He doesn't like the Linowes Commission report, because it proposes taking resources out of Montgomery County {op-ed, Dec. 6}. That's exactly what is proposed, and in the long run, the state of Maryland and Montgomery County will be better places to live if the proposal is implemented.

To simplify the discussion, let's focus on only one function of state and local government: education. Most observers, including perhaps even Mr. Denis, would agree that good public schools are vital to ensuring the economic future of our children as individuals and our nation as a leader in the global economy. Most observers would also agree that a necessary (though not sufficient) condition for achieving good public schools is money.

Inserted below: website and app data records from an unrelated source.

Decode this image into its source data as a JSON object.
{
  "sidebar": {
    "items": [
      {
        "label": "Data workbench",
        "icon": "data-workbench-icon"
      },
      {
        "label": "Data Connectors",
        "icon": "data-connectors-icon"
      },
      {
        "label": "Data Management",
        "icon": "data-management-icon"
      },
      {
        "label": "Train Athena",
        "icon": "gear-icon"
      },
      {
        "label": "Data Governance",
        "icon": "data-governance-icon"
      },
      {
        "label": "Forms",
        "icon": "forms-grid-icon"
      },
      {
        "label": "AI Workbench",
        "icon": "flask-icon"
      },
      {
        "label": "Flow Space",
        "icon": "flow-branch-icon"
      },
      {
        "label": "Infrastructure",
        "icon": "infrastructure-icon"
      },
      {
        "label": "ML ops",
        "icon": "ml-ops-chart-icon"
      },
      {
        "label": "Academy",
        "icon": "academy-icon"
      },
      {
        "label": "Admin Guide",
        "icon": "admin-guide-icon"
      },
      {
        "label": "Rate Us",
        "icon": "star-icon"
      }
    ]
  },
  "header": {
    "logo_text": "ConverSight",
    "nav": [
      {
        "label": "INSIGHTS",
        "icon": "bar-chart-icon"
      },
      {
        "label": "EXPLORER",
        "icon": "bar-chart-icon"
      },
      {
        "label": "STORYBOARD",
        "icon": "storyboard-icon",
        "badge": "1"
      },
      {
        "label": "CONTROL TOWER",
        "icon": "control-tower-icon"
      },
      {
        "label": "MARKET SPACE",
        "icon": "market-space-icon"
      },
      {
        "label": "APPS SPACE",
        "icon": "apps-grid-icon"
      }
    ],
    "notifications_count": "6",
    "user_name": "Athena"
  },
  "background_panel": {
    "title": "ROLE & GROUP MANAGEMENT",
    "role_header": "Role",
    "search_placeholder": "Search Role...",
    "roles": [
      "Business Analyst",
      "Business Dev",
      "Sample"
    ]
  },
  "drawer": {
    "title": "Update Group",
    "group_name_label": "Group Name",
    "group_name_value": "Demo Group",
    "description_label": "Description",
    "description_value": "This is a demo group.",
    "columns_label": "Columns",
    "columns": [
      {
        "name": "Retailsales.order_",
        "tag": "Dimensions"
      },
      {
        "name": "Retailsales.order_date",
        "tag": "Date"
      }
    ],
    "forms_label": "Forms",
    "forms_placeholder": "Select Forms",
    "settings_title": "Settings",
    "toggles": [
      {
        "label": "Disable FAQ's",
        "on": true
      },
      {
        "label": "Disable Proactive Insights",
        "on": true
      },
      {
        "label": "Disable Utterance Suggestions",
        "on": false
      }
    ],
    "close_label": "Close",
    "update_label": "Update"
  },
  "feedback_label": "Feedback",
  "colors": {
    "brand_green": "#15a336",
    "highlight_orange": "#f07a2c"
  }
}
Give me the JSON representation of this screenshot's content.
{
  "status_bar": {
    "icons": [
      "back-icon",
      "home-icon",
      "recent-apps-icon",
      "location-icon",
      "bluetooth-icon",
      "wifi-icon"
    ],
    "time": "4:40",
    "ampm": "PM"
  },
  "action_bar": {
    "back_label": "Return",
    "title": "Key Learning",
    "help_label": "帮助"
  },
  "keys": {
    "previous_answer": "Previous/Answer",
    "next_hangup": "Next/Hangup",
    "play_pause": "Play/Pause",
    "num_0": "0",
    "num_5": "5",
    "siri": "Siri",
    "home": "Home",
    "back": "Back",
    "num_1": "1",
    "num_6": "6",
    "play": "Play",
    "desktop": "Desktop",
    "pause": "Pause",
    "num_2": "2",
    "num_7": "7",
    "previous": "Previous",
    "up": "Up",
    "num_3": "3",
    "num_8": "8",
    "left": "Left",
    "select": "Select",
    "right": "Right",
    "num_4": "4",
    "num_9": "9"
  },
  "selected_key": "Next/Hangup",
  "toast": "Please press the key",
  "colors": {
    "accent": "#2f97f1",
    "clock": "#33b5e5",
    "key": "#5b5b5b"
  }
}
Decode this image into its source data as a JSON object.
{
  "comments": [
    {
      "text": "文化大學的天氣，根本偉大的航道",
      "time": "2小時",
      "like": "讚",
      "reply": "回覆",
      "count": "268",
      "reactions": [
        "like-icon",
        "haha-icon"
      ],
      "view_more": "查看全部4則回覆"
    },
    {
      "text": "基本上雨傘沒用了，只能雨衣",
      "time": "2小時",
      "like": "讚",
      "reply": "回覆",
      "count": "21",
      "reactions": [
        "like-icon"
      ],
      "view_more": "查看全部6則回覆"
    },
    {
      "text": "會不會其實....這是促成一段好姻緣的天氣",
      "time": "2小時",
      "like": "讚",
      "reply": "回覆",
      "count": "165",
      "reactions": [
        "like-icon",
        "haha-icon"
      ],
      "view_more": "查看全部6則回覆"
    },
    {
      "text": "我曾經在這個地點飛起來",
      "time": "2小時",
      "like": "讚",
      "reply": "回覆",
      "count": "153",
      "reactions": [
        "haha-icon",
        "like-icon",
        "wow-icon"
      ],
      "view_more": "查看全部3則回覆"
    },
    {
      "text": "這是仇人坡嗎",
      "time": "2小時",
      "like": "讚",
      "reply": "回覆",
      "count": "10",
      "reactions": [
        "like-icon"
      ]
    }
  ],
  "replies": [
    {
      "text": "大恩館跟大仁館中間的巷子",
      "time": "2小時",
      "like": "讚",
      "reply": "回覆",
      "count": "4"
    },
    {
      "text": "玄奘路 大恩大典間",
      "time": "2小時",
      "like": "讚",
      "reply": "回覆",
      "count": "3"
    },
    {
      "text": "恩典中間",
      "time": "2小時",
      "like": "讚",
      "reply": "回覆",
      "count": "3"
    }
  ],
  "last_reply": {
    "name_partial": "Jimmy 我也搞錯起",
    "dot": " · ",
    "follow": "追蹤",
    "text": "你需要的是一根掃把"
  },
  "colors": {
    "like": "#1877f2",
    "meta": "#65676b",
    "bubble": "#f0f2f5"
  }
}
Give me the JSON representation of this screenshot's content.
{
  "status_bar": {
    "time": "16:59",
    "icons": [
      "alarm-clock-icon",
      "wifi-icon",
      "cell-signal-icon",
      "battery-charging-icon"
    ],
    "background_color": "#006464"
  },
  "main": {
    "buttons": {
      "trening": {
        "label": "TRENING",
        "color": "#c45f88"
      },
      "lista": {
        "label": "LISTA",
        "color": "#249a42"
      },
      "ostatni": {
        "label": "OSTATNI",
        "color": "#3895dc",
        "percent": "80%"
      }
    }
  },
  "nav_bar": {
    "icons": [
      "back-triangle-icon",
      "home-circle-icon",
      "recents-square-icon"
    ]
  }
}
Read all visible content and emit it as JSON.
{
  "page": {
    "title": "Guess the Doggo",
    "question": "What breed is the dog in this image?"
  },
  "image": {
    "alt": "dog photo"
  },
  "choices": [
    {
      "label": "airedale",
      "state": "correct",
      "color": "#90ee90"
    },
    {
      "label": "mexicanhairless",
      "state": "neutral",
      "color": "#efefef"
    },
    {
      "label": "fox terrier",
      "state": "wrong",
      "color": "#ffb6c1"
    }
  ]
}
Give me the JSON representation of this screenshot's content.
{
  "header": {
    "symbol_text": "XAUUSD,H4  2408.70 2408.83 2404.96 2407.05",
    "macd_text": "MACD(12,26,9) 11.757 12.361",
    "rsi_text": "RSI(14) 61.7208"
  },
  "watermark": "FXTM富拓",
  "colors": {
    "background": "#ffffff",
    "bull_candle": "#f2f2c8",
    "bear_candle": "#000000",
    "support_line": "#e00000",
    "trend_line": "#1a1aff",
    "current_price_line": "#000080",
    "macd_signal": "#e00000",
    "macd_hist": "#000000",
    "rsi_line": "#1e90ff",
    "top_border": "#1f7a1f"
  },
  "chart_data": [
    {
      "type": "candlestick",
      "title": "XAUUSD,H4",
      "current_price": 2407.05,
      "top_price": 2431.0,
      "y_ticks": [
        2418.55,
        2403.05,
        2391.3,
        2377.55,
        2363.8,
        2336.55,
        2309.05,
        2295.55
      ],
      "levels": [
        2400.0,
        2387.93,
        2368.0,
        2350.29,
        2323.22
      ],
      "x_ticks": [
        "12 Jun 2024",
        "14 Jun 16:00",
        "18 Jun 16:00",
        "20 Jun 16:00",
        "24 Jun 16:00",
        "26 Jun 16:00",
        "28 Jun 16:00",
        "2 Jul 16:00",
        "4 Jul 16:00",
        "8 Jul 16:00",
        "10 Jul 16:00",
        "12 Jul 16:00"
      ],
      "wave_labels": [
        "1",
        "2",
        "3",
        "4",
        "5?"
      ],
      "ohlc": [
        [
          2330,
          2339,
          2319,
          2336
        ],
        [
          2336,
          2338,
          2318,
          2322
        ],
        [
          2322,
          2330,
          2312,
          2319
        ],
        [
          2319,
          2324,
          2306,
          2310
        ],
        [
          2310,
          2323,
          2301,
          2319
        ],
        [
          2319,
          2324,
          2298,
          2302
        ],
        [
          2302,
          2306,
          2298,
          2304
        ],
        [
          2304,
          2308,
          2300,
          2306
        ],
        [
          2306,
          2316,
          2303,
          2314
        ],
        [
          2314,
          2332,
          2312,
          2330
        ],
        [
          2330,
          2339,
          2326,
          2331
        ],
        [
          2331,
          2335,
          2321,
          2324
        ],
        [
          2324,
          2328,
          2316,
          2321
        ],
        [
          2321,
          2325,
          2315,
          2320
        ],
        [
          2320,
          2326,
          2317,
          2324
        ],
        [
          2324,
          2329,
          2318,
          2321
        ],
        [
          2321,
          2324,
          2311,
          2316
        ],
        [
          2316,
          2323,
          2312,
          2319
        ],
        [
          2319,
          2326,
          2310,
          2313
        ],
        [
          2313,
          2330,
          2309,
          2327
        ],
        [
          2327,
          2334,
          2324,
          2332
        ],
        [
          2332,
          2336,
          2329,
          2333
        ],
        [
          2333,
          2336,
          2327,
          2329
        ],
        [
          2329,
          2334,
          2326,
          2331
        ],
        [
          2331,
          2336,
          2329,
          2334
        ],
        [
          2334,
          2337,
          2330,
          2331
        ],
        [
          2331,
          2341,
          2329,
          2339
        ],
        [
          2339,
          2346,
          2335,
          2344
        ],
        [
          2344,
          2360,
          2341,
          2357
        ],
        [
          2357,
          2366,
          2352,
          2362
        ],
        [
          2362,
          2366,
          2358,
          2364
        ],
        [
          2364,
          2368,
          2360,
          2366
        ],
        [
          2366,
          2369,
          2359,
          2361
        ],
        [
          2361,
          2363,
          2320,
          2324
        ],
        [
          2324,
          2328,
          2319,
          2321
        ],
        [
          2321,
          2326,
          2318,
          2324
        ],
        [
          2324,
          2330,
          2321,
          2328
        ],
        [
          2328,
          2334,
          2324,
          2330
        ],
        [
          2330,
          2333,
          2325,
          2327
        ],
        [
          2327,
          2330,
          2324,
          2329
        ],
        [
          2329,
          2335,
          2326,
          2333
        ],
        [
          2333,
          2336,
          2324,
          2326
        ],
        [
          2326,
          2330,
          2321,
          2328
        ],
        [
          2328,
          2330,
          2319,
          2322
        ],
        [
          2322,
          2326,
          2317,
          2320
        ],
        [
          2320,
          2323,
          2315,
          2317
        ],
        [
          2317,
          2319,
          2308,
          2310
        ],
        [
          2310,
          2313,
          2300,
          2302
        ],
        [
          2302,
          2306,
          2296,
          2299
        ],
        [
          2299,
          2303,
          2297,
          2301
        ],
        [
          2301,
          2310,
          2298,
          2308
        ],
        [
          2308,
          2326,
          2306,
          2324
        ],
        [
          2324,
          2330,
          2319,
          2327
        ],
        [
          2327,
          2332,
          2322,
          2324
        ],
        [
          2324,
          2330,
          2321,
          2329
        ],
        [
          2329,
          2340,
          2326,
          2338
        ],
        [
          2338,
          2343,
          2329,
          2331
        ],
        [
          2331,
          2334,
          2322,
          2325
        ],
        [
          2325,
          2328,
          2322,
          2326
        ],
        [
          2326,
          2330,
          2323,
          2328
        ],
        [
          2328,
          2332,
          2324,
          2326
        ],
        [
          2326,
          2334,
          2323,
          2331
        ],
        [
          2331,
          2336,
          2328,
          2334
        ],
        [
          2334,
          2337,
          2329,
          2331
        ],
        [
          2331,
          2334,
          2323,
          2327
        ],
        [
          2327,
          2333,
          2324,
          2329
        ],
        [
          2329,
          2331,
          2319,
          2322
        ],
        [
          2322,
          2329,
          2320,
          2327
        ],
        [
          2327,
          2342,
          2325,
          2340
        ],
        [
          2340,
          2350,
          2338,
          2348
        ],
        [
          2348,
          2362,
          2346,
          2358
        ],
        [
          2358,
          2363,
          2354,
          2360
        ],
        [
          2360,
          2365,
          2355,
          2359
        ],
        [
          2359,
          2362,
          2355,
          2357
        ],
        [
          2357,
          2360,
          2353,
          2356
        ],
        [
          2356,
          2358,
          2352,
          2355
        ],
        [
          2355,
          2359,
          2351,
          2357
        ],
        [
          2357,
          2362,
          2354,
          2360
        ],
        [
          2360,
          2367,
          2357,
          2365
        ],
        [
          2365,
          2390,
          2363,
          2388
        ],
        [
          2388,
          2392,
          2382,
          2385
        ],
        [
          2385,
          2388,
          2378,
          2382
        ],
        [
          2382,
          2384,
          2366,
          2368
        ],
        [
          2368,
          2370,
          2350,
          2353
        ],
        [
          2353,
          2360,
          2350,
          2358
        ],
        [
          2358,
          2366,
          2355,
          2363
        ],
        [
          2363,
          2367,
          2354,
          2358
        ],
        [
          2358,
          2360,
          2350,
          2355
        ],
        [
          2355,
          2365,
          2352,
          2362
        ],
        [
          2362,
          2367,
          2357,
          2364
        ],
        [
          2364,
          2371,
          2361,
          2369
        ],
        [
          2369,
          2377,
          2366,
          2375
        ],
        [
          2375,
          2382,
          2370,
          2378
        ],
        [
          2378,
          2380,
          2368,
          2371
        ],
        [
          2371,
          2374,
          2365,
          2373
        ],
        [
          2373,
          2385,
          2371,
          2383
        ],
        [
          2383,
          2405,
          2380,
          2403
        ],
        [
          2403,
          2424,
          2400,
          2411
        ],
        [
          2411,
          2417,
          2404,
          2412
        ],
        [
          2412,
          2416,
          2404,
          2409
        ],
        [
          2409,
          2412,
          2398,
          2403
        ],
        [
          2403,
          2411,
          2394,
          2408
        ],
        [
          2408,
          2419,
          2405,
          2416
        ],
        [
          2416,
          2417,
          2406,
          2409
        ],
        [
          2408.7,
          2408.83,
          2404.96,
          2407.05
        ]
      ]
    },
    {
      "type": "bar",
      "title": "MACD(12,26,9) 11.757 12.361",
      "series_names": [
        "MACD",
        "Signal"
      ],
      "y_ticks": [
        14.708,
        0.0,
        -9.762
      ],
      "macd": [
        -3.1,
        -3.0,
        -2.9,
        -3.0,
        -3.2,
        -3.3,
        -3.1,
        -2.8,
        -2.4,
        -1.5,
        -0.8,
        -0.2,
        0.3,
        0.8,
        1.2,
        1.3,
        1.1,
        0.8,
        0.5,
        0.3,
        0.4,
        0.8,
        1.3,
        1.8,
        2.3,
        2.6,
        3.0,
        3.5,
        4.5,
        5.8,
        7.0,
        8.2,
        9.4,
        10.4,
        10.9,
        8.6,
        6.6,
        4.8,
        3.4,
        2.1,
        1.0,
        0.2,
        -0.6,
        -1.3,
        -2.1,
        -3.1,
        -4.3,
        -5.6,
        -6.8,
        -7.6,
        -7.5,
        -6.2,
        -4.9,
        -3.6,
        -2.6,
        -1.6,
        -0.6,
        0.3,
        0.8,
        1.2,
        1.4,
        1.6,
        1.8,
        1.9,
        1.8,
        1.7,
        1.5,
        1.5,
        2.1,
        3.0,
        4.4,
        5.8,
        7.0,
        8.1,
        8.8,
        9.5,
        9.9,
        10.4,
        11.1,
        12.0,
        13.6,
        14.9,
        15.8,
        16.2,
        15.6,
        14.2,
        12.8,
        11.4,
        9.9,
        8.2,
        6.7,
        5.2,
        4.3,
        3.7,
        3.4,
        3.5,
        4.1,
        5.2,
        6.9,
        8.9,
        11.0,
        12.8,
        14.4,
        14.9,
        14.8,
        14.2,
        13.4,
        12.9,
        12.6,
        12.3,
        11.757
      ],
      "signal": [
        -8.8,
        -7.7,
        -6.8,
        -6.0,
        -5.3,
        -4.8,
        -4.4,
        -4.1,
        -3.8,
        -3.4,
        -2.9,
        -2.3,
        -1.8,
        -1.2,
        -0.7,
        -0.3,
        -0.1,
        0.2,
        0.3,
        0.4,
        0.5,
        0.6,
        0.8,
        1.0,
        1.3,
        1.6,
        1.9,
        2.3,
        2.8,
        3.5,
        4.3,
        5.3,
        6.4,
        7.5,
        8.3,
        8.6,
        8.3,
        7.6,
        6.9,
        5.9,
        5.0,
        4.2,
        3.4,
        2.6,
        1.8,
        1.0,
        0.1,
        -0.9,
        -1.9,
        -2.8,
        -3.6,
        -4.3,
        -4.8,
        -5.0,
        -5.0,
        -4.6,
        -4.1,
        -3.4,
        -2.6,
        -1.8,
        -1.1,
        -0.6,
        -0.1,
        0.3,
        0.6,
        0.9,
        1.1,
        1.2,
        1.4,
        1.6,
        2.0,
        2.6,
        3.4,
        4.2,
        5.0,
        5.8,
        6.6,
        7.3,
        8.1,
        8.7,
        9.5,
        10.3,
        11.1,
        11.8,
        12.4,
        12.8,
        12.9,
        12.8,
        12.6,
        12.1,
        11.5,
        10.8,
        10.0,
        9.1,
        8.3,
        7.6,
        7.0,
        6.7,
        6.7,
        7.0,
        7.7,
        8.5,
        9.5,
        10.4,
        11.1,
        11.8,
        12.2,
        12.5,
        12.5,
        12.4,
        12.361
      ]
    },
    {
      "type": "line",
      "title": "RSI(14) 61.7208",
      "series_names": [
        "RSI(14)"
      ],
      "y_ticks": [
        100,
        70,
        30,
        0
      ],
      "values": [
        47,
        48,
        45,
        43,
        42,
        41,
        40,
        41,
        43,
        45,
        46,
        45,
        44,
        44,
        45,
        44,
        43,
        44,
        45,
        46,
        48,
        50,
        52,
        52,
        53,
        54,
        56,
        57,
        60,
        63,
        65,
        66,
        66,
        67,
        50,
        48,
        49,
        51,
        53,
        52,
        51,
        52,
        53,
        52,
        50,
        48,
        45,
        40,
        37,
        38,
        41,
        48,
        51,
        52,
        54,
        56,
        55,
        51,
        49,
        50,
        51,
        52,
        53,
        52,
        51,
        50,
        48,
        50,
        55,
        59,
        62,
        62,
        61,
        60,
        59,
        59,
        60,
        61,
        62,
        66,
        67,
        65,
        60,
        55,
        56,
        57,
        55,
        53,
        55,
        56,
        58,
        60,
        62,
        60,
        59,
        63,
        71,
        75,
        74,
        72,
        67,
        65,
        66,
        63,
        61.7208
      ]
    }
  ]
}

At its most elementary, the Linowes Commission is proposing that the state give the poorest jurisdictions more money so that their school systems can be improved. Without such funding orchestrated by the state government, Maryland's poorest school districts will never be able to match the Montgomery County quality of which Mr. Denis and I are justly so proud.

Of course, implementation of this proposal is going to mean somewhat higher taxes for the state's wealthier jurisdictions (including the district that Mr. Denis represents and in which I live). By definition, that's what progressive taxation is all about. But is this investment worth the cost?

If we take a long-range view, the answer is clearly yes. Such an investment will make Maryland a richer and more secure place for me and my children. Improving the educational opportunities for the children of Baltimore City and Caroline County will not endanger the citizens of Montgomery County; on the contrary, not adequately financing the inner-city and Eastern Shore schools will ultimately result in severe costs to Montgomery County.

It's OK to be selfish, Mr. Denis. Just don't be so shortsighted. DAVID W. SEARS Bethesda